STUDY MATERIAL:
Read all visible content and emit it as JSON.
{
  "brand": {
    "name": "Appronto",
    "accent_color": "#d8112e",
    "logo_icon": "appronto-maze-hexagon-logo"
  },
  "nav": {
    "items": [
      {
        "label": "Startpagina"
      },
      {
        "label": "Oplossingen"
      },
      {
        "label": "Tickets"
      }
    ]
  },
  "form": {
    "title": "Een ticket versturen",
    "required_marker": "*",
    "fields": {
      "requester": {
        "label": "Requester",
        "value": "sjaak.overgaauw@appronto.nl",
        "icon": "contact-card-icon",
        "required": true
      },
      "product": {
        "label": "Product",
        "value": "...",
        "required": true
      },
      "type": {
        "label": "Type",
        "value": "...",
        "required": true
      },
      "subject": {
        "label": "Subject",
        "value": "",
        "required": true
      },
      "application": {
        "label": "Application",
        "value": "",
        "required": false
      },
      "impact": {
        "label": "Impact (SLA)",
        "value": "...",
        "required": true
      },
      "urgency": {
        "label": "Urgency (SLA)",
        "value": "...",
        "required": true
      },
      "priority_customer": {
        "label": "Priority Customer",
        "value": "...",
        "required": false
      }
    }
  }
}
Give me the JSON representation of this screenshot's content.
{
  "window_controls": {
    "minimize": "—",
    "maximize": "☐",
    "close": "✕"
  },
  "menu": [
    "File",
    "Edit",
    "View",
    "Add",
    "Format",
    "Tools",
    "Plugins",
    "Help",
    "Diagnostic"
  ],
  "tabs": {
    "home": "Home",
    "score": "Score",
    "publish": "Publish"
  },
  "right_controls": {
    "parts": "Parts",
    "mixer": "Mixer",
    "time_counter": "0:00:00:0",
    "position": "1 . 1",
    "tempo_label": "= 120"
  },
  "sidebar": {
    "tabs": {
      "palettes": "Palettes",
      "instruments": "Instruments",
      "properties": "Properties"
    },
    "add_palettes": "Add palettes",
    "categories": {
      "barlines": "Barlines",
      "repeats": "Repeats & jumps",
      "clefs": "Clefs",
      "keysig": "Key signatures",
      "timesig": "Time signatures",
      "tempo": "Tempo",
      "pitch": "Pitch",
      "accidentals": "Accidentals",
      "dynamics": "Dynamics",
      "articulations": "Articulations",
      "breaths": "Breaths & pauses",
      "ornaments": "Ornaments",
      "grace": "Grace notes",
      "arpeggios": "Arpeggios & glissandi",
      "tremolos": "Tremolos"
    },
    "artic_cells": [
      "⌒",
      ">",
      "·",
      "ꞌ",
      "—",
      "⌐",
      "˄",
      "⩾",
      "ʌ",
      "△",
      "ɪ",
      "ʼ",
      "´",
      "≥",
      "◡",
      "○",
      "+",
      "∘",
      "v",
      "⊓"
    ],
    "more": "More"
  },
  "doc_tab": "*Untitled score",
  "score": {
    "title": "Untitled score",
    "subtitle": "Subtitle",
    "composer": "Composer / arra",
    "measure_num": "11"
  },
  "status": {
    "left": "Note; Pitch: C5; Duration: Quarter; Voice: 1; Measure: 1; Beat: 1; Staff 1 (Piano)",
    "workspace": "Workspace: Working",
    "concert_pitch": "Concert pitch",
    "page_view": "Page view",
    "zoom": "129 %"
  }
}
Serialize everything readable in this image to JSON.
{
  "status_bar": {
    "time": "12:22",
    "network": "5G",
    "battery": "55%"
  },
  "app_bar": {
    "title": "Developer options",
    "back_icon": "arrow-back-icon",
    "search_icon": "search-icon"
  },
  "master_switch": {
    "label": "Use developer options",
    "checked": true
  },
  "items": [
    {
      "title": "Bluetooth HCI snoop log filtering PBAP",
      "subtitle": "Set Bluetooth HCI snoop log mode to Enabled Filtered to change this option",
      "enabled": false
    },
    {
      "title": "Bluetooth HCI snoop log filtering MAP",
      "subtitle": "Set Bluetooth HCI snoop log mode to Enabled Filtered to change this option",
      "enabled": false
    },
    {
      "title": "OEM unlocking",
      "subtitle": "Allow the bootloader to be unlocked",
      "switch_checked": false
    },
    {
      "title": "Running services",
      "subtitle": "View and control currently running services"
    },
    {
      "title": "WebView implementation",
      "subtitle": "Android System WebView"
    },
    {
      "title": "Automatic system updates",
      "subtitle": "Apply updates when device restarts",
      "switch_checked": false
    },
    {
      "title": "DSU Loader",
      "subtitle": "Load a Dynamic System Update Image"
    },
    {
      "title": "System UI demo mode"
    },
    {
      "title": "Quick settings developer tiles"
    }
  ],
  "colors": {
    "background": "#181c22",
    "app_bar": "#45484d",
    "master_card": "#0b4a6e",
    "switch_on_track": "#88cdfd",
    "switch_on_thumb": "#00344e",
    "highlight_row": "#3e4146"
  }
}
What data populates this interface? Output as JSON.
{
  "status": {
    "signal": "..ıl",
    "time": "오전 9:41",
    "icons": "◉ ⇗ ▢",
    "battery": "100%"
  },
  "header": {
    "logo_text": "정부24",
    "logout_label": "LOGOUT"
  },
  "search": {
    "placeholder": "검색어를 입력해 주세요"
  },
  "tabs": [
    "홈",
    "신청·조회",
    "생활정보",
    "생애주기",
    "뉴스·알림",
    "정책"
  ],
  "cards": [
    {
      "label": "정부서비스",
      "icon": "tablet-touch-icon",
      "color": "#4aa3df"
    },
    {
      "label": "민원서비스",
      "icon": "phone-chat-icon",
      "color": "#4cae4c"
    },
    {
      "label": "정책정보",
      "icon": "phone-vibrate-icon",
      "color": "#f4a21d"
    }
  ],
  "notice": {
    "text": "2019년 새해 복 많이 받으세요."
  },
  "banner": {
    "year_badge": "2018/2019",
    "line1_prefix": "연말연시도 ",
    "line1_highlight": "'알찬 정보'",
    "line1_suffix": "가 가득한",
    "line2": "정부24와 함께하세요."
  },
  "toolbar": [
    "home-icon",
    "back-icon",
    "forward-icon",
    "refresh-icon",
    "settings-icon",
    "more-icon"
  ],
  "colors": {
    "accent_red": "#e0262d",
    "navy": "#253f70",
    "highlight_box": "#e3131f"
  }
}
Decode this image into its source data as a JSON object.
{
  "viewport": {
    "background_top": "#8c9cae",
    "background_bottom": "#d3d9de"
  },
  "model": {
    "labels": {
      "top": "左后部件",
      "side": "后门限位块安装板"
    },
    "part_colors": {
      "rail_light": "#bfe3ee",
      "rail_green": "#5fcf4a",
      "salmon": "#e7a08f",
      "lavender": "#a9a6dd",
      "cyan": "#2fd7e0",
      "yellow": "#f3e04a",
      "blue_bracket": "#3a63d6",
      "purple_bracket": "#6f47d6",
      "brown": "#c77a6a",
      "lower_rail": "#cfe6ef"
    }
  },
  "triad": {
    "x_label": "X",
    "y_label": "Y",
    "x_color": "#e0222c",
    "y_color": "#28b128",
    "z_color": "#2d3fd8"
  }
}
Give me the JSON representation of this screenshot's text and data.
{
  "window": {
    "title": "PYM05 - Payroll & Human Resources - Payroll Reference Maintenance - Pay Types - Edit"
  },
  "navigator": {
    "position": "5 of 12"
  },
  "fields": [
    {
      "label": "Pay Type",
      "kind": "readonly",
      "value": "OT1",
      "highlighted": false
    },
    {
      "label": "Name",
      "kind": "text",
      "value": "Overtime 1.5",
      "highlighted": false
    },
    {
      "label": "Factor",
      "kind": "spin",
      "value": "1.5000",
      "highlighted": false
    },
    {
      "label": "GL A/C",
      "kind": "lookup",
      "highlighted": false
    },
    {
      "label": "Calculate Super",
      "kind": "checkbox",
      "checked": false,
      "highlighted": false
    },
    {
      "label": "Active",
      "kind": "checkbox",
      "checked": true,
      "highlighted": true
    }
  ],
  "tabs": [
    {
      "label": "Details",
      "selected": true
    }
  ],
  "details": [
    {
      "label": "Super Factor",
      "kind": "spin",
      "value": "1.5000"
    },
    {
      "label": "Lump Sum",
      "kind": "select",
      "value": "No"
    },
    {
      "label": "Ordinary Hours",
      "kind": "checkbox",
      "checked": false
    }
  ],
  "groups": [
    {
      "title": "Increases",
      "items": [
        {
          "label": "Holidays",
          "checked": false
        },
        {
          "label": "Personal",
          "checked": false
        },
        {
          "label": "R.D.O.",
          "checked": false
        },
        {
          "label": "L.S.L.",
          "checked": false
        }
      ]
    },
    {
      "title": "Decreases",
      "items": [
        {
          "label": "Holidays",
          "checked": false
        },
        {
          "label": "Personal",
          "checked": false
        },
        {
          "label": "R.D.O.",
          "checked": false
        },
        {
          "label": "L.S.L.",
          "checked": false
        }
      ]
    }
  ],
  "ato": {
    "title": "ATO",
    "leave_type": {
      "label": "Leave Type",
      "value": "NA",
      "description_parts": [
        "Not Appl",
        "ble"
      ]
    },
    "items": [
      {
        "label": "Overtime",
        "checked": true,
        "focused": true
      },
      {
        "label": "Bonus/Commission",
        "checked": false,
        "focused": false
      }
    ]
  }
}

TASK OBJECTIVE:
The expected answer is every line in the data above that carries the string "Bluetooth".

WRITTEN RESPONSE:
      "title": "Bluetooth HCI snoop log filtering PBAP",
      "subtitle": "Set Bluetooth HCI snoop log mode to Enabled Filtered to change this option",
      "title": "Bluetooth HCI snoop log filtering MAP",
      "subtitle": "Set Bluetooth HCI snoop log mode to Enabled Filtered to change this option",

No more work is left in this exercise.